Your answer must be the records below, reproduced exactly.

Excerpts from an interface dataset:
[Start of Attachment]
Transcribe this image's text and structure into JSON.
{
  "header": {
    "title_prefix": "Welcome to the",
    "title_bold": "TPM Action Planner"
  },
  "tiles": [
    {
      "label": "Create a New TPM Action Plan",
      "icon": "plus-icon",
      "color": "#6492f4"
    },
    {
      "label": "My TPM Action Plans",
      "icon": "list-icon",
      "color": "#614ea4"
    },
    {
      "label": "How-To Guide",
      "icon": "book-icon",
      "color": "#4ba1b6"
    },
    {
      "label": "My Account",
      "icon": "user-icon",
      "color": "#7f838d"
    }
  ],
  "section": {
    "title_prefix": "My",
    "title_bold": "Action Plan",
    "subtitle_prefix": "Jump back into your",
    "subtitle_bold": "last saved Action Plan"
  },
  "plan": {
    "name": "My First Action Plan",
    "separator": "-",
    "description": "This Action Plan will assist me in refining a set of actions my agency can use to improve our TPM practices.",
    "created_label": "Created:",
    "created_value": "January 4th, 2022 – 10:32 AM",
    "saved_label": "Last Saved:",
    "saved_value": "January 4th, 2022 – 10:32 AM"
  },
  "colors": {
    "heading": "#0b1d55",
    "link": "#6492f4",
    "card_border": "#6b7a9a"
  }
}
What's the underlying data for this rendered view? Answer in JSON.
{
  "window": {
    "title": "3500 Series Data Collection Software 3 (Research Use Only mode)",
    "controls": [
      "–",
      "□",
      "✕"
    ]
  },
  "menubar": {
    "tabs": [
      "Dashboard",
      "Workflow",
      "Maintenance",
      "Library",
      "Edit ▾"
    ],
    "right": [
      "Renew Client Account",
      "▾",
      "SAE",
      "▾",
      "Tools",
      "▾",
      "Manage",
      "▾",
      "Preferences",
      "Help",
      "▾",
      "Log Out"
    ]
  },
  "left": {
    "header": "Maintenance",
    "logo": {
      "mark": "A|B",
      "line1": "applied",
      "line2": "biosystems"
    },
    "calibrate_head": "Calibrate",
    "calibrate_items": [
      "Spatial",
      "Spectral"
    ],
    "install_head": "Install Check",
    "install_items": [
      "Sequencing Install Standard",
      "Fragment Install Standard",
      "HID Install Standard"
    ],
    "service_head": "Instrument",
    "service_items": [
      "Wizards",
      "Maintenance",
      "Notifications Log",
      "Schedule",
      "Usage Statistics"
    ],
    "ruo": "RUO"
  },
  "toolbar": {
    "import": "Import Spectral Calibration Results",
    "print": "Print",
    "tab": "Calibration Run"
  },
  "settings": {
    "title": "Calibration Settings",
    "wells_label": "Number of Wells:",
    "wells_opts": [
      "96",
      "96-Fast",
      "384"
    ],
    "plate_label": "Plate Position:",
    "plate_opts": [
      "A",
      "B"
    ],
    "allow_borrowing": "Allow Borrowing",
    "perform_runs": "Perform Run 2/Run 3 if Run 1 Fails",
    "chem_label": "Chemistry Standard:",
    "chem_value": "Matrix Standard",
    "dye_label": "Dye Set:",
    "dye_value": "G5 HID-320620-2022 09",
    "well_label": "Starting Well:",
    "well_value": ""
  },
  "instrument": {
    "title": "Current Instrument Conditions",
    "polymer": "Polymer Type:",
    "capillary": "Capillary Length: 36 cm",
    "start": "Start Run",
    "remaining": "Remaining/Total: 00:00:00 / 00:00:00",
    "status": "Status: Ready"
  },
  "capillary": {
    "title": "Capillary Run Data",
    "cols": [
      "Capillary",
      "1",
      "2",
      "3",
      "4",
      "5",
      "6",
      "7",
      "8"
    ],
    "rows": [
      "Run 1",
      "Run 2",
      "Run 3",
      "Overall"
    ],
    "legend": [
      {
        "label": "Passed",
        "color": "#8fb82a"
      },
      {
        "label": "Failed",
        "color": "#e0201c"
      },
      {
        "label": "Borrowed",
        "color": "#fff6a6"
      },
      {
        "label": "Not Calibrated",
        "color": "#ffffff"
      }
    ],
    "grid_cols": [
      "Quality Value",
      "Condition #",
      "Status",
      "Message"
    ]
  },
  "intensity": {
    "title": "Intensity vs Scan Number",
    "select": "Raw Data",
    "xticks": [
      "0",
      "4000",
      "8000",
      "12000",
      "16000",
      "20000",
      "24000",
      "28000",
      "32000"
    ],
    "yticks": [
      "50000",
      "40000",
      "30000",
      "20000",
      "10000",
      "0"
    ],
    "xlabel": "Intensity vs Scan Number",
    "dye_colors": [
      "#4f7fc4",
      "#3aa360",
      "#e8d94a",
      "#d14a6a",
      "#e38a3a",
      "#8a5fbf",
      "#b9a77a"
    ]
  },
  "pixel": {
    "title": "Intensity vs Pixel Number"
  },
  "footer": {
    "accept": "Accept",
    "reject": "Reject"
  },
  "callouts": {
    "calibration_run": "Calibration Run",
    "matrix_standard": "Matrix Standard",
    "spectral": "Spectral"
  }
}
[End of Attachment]
RESULT OF THIS TASK:
Transcribe this image's text and structure into JSON.
{
  "header": {
    "title_prefix": "Welcome to the",
    "title_bold": "TPM Action Planner"
  },
  "tiles": [
    {
      "label": "Create a New TPM Action Plan",
      "icon": "plus-icon",
      "color": "#6492f4"
    },
    {
      "label": "My TPM Action Plans",
      "icon": "list-icon",
      "color": "#614ea4"
    },
    {
      "label": "How-To Guide",
      "icon": "book-icon",
      "color": "#4ba1b6"
    },
    {
      "label": "My Account",
      "icon": "user-icon",
      "color": "#7f838d"
    }
  ],
  "section": {
    "title_prefix": "My",
    "title_bold": "Action Plan",
    "subtitle_prefix": "Jump back into your",
    "subtitle_bold": "last saved Action Plan"
  },
  "plan": {
    "name": "My First Action Plan",
    "separator": "-",
    "description": "This Action Plan will assist me in refining a set of actions my agency can use to improve our TPM practices.",
    "created_label": "Created:",
    "created_value": "January 4th, 2022 – 10:32 AM",
    "saved_label": "Last Saved:",
    "saved_value": "January 4th, 2022 – 10:32 AM"
  },
  "colors": {
    "heading": "#0b1d55",
    "link": "#6492f4",
    "card_border": "#6b7a9a"
  }
}
What's the underlying data for this rendered view? Answer in JSON.
{
  "window": {
    "title": "3500 Series Data Collection Software 3 (Research Use Only mode)",
    "controls": [
      "–",
      "□",
      "✕"
    ]
  },
  "menubar": {
    "tabs": [
      "Dashboard",
      "Workflow",
      "Maintenance",
      "Library",
      "Edit ▾"
    ],
    "right": [
      "Renew Client Account",
      "▾",
      "SAE",
      "▾",
      "Tools",
      "▾",
      "Manage",
      "▾",
      "Preferences",
      "Help",
      "▾",
      "Log Out"
    ]
  },
  "left": {
    "header": "Maintenance",
    "logo": {
      "mark": "A|B",
      "line1": "applied",
      "line2": "biosystems"
    },
    "calibrate_head": "Calibrate",
    "calibrate_items": [
      "Spatial",
      "Spectral"
    ],
    "install_head": "Install Check",
    "install_items": [
      "Sequencing Install Standard",
      "Fragment Install Standard",
      "HID Install Standard"
    ],
    "service_head": "Instrument",
    "service_items": [
      "Wizards",
      "Maintenance",
      "Notifications Log",
      "Schedule",
      "Usage Statistics"
    ],
    "ruo": "RUO"
  },
  "toolbar": {
    "import": "Import Spectral Calibration Results",
    "print": "Print",
    "tab": "Calibration Run"
  },
  "settings": {
    "title": "Calibration Settings",
    "wells_label": "Number of Wells:",
    "wells_opts": [
      "96",
      "96-Fast",
      "384"
    ],
    "plate_label": "Plate Position:",
    "plate_opts": [
      "A",
      "B"
    ],
    "allow_borrowing": "Allow Borrowing",
    "perform_runs": "Perform Run 2/Run 3 if Run 1 Fails",
    "chem_label": "Chemistry Standard:",
    "chem_value": "Matrix Standard",
    "dye_label": "Dye Set:",
    "dye_value": "G5 HID-320620-2022 09",
    "well_label": "Starting Well:",
    "well_value": ""
  },
  "instrument": {
    "title": "Current Instrument Conditions",
    "polymer": "Polymer Type:",
    "capillary": "Capillary Length: 36 cm",
    "start": "Start Run",
    "remaining": "Remaining/Total: 00:00:00 / 00:00:00",
    "status": "Status: Ready"
  },
  "capillary": {
    "title": "Capillary Run Data",
    "cols": [
      "Capillary",
      "1",
      "2",
      "3",
      "4",
      "5",
      "6",
      "7",
      "8"
    ],
    "rows": [
      "Run 1",
      "Run 2",
      "Run 3",
      "Overall"
    ],
    "legend": [
      {
        "label": "Passed",
        "color": "#8fb82a"
      },
      {
        "label": "Failed",
        "color": "#e0201c"
      },
      {
        "label": "Borrowed",
        "color": "#fff6a6"
      },
      {
        "label": "Not Calibrated",
        "color": "#ffffff"
      }
    ],
    "grid_cols": [
      "Quality Value",
      "Condition #",
      "Status",
      "Message"
    ]
  },
  "intensity": {
    "title": "Intensity vs Scan Number",
    "select": "Raw Data",
    "xticks": [
      "0",
      "4000",
      "8000",
      "12000",
      "16000",
      "20000",
      "24000",
      "28000",
      "32000"
    ],
    "yticks": [
      "50000",
      "40000",
      "30000",
      "20000",
      "10000",
      "0"
    ],
    "xlabel": "Intensity vs Scan Number",
    "dye_colors": [
      "#4f7fc4",
      "#3aa360",
      "#e8d94a",
      "#d14a6a",
      "#e38a3a",
      "#8a5fbf",
      "#b9a77a"
    ]
  },
  "pixel": {
    "title": "Intensity vs Pixel Number"
  },
  "footer": {
    "accept": "Accept",
    "reject": "Reject"
  },
  "callouts": {
    "calibration_run": "Calibration Run",
    "matrix_standard": "Matrix Standard",
    "spectral": "Spectral"
  }
}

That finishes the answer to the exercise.